Literature: Most articles can be downloaded. The remaining articles will be copied into a compendium.

During the semester there will be thesis seminars to guide the students towards writing a thesis registration form. This is conducted outside the course.

Computer-based tools
Eviews
Matlab


Learning process and workload
A course of 6 ECTS credits corresponds to a workload of 160-180 hours.
Lectures and practical exercises that must be solved on the computer.

Please note that while attendance is not compulsory in all courses, it is the student’s own responsibility to obtain any information provided in class that is not included on the course homepage/It's learning or text book.



Examination
A group project/ presentation with 4-5 students in each group ( counts for 20 % of the grade ).
A final 3 hour individual written exam (counts for 70 % of the grade).
A completed and approved work assignment given by the library (counts for 10 % of the final grade).



Form of assessmentWeightGroup size
Presentation20%
Written examination 3 hours70%Individual
Work assignment by the library10%

Specific information regarding student assessment will be provided in class. This information may be relevant to requirements for term papers or other hand-ins, and/or where class participation can be one of several components of the overall assessment. This is a course with continuous assessment (several exam components) and one final exam code. Each exam component is graded using points on a scale from 0-100. The final grade for the course is based on the aggregated mark of the course components. Each component is weighted as detailed in the course description. Students who fail to participate in one/some/all exam components will get a lower grade or may fail the course.

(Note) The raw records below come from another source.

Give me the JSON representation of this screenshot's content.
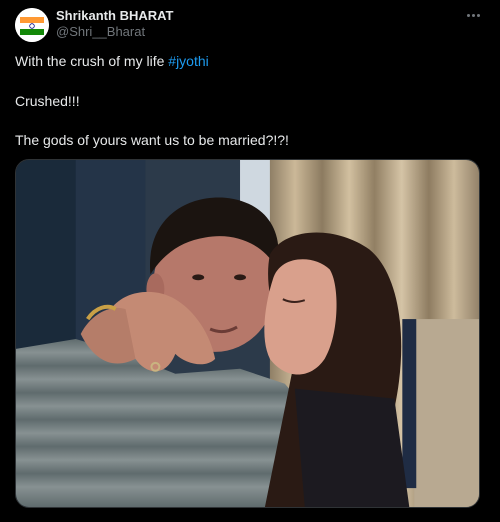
{
  "author": {
    "name": "Shrikanth BHARAT",
    "handle": "@Shri__Bharat",
    "avatar_icon": "india-flag-avatar-icon"
  },
  "more_icon": "more-options-icon",
  "tweet": {
    "line1_prefix": "With the crush of my life ",
    "hashtag": "#jyothi",
    "line2": "Crushed!!!",
    "line3": "The gods of yours want us to be married?!?!"
  },
  "media": {
    "description_icon": "selfie-photo"
  },
  "colors": {
    "background": "#000000",
    "text": "#e7e9ea",
    "secondary": "#71767b",
    "link": "#1d9bf0"
  }
}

You will find detailed information about the points system and the mapping scale in the student portal @bi. Candidates may be called in for an oral hearing as a verification/control of written assignments.

Examination code(s)
GRA 66486 (continuous assessment) for the final grade in the course counting 100%

Examination support materials
BI approved exam calculator
Bilingual dictionary

Permitted examination support materials for written examinations are detailed under examination information in the student portal @bi. The section on support materials and the use of calculators and dictionaries should be paid special attention to.

Re-sit examination
It is only possible to retake an examination when the course is next taught. The assessment in some courses is based on more than one exam code. Where this is the case, you may retake only the assessed components of one of these exam codes. All retaken examinations will incur an additional fee. Please note that you need to retake the latest version of the course with updated course literature and assessment. Please make sure that you have familiarised yourself with the latest course description.

Additional information
Honour code. Academic honesty and trust are important to all of us as individuals, and are values that are integral to BI's honour code system. Students are responsible for familiarising themselves with the honour code system, to which the faculty is deeply committed. Any violation of the honour code will be dealt with in accordance with BI’s procedures for academic misconduct. Issues of academic integrity are taken seriously by everyone associated with the programmes at BI and are at the heart of the honour code. If you have any questions about your responsibilities under the honour code, please ask. The learning platform itslearning is used in the teaching of all courses at BI. All students are expected to make use of itslearning.